How would this have been understood by the Israelites in the wilderness? Shaving the sides of your head, wearing a goatee beard, ritual cutting and tattoos were all marks of pagan ritual and associated with pagan idolatry. The cultural context here makes it clear that the Israelites were not to adopt customs associated with pagan worship, even if those customs were not themselves wrong.
So in applying the verses today, we should not adopt customs associated with pagan worship. That means, for example, that men in India should avoid dressing in orange and wearing long hair, or they could be mistaken for Hindu swamis. But in today’s Australian society, goatee beards and tattoos would not be misinterpreted as pagan customs.
There is more to be said about all of these examples. All I want to say here is that contexts matter. We are not at liberty to pick and choose what we obey and what we don’t. We need to carefully consider what the words meant to the original hearers, and seek the underlying principles that can be applied today. In some of these four examples, we have correctly determined the context and applied the verses appropriately (e.g., the holy kiss). In some other examples, I think we have ignored the context and have misapplied scripture.

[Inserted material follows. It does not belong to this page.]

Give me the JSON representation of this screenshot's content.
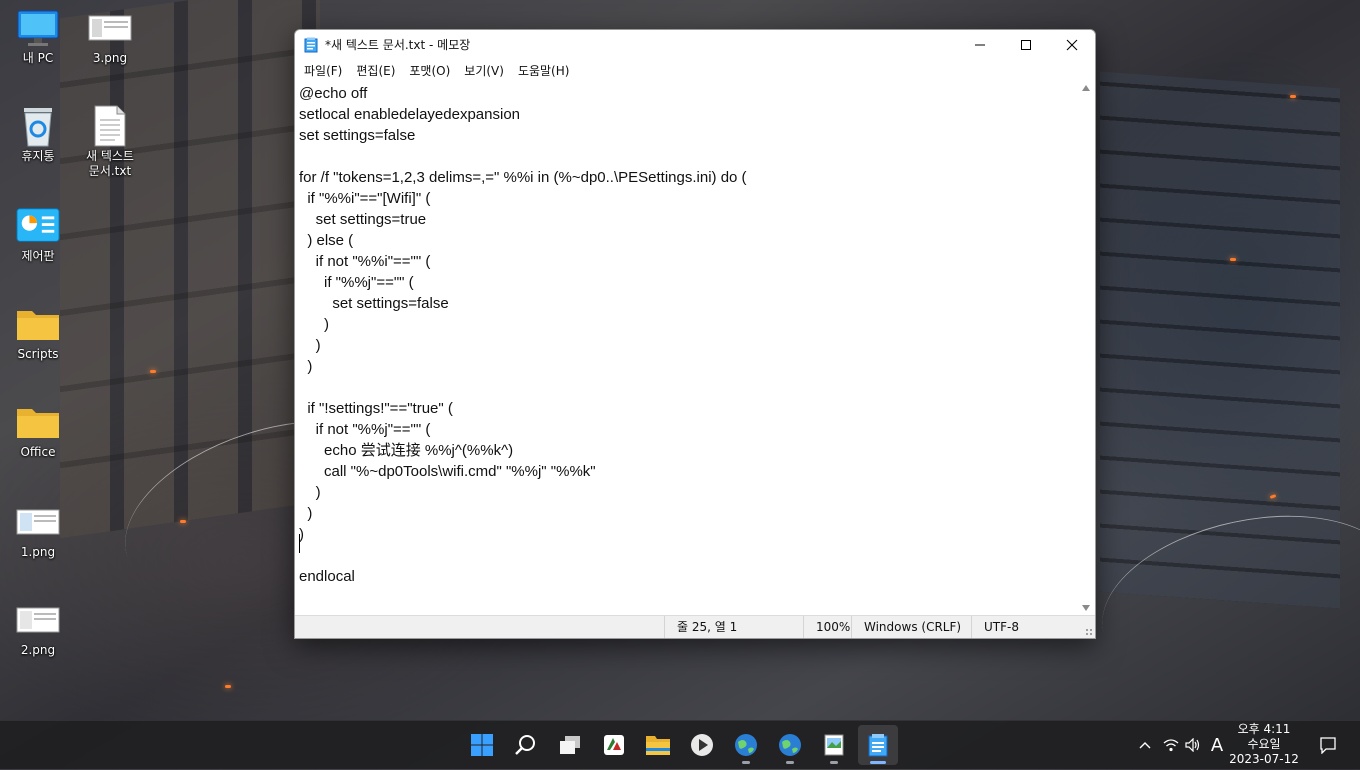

Before citing any verses as instructions to be obeyed, let us first understand how they were first understood. Only then can we confidently interpret and apply scripture today.